Let’s Scare Jessica to Death was shot on location in New England by cinematographer Robert M. Baldwin (Frankenhooker, Basket Case 2). The authentic location plays an additional character in the movie, not only the house, but the attached farm and the adjacent lake as well. When the film crew first arrived at the farm, a passing storm covered the property in fog, so Baldwin and his team quickly captured all of the establishing shots of the house right then as it was shrouded in mist, an effect which adds to the mansion’s mystique. All of the photography has a soft focus look to it, giving it a very “seventies” vibe which plays well to the ambiguity of the events – is it real, or does the whole movie occur within the clouded mind of Jessica? The cinematography doesn’t tip the scales either way.
There are two different facets of the musical score to Let’s Scare Jessica to Death, and both are extremely important to the movie. On the one side, there are a number of simple-yet-ominous instrumental pieces composed by Orville Stoeber (Weeds, The Looking Glass) that include classic instruments like guitars, pianos, and harpsichords. Stoeber also contributes a folk song that is performed by Emily (on guitar and vocals) and Duncan (on cello) in the dining room of the home. The other half of the score is a bunch of spooky synthesizer stuff that is done by Robert Moog disciple Walter E. Sear (Prime Evil, Blood Sisters), eerie soundwave stuff that is a little more horror-centric. Together, the music sounds like a mashup of the soundtracks to The Wicker Man and The Shining.
The sound design of Joe Ryan (The Swap) plays a significant role in the effectiveness of Let’s Scare Jessica to Death as well. Some of it relies on musical jabs, like the spooky Moog stings (“wawawawawaw…”) or the campy punctuating accents (“Hi, I’m Emily” - guitar BRAAANNGGG!). But the biggest contribution of the sound to the overall film is the manufactured paranoia, the squeaks and creaks, the haunting echoes and wind-swept silences, the creepy whispered voices that put the audience right inside of Jessica’s head. In a movie that has the lead character questioning her sanity, Ryan’s sound work goes a long way towards illustrating her insecurity.

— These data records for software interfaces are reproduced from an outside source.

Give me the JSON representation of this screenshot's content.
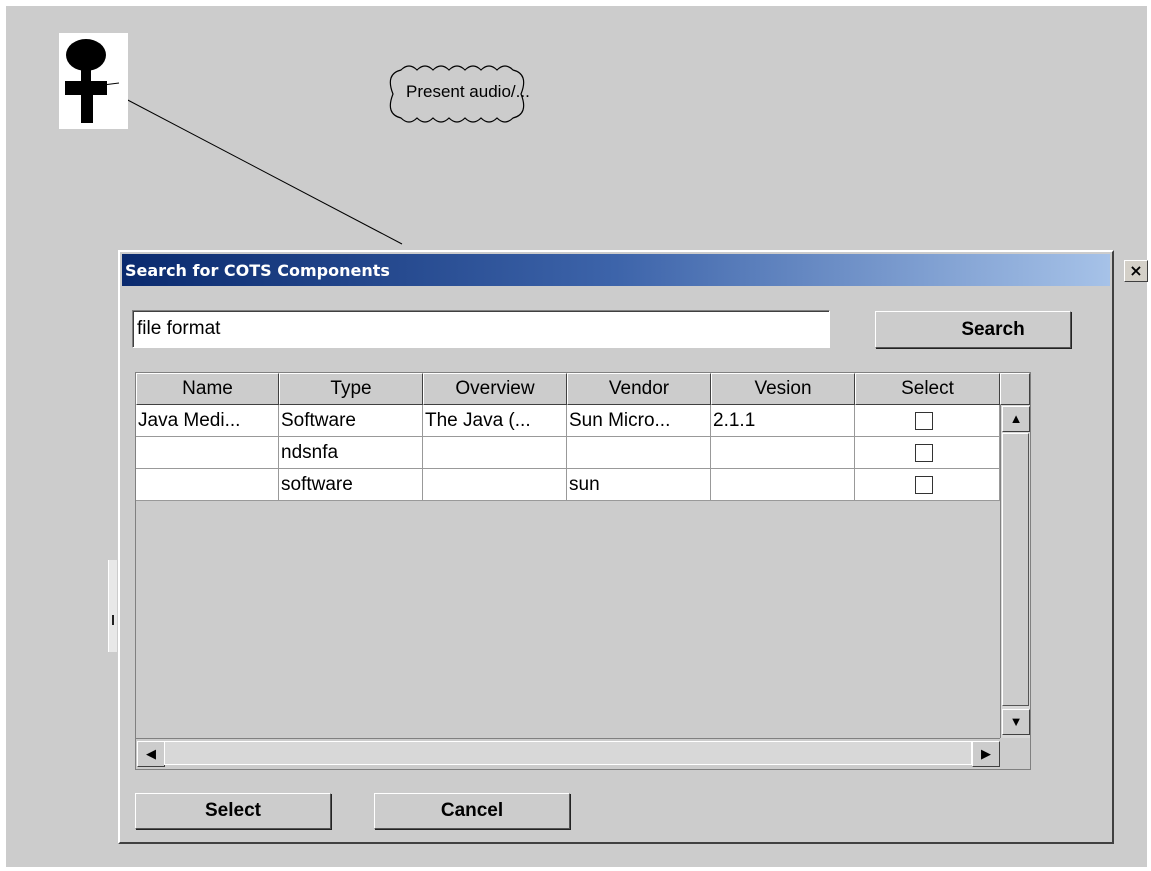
{
  "diagram": {
    "usecase_label": "Present audio/..."
  },
  "dialog": {
    "title": "Search for COTS Components",
    "close_glyph": "×",
    "search": {
      "value": "file format",
      "button_label": "Search"
    },
    "table": {
      "columns": [
        "Name",
        "Type",
        "Overview",
        "Vendor",
        "Vesion",
        "Select"
      ],
      "rows": [
        {
          "name": "Java Medi...",
          "type": "Software",
          "overview": "The Java (...",
          "vendor": "Sun Micro...",
          "version": "2.1.1",
          "selected": false
        },
        {
          "name": "",
          "type": "ndsnfa",
          "overview": "",
          "vendor": "",
          "version": "",
          "selected": false
        },
        {
          "name": "",
          "type": "software",
          "overview": "",
          "vendor": "sun",
          "version": "",
          "selected": false
        }
      ]
    },
    "scroll_icons": {
      "up": "▲",
      "down": "▼",
      "left": "◀",
      "right": "▶"
    },
    "buttons": {
      "select_label": "Select",
      "cancel_label": "Cancel"
    }
  }
}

Let’s Scare Jessica to Death is one of those movies that everyone has heard of, but many may not have seen. It’s worth checking off the list, because there’s enough going on in the movie to satisfy each and every different type of horror fan.